▶ _What is expected_: The answer should be each line of the records that contains the word "convert"; please copy them all.

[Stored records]

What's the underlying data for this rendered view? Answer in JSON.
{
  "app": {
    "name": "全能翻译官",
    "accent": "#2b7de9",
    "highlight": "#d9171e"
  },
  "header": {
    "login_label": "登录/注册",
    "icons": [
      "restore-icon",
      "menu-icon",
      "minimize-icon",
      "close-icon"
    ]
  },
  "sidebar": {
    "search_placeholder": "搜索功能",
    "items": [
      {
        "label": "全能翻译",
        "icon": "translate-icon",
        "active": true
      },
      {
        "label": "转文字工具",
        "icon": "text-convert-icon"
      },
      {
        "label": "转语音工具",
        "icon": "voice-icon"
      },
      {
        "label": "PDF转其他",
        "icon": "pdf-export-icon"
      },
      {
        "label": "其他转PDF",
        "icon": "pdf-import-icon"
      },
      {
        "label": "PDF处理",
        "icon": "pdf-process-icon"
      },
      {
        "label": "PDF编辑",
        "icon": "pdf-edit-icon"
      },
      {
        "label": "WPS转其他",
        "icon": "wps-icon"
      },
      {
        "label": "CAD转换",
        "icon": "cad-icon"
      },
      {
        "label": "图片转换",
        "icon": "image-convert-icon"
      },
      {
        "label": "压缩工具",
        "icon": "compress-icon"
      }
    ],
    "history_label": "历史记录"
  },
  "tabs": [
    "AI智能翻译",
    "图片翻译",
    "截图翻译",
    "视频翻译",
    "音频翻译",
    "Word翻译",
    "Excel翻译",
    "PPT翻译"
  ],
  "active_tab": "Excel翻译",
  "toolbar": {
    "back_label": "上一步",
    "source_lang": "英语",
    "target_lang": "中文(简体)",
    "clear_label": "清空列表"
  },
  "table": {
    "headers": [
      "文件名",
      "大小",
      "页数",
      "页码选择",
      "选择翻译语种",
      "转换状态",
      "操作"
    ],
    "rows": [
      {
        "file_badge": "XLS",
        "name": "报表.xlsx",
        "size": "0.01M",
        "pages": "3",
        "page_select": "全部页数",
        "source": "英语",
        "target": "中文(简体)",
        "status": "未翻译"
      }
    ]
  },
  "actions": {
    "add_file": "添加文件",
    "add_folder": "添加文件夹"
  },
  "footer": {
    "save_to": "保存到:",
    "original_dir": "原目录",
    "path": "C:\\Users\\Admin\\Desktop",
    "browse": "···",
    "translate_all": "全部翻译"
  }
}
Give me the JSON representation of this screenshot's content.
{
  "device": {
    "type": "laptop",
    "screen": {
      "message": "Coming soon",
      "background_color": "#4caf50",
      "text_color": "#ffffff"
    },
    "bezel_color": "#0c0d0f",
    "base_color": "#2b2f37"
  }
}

▶ _Response area_:
        "icon": "text-convert-icon"
        "icon": "image-convert-icon"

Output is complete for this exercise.